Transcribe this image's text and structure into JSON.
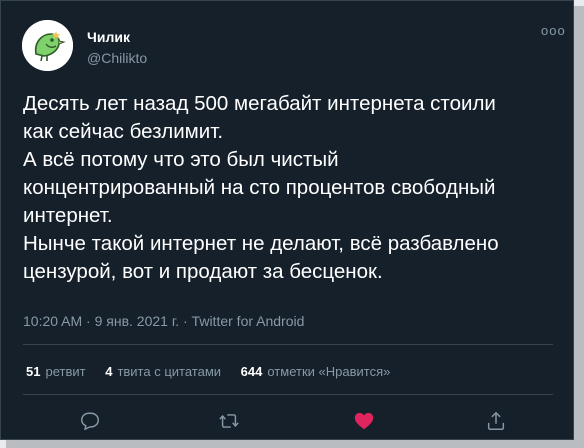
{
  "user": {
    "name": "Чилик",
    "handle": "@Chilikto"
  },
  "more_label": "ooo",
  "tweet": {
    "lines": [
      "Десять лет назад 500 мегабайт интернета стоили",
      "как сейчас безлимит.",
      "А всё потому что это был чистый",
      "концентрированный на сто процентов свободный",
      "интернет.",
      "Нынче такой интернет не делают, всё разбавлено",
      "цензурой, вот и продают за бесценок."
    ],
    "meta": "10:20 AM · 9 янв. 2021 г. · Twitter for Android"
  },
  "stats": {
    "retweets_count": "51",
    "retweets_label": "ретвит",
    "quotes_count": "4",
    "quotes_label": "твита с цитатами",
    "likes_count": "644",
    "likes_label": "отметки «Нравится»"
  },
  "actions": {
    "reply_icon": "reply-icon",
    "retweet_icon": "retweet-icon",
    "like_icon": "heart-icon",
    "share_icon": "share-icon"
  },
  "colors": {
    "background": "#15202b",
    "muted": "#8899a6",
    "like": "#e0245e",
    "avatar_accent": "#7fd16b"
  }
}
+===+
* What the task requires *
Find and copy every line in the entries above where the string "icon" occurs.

* Answer space *
    "reply_icon": "reply-icon",
    "retweet_icon": "retweet-icon",
    "like_icon": "heart-icon",
    "share_icon": "share-icon"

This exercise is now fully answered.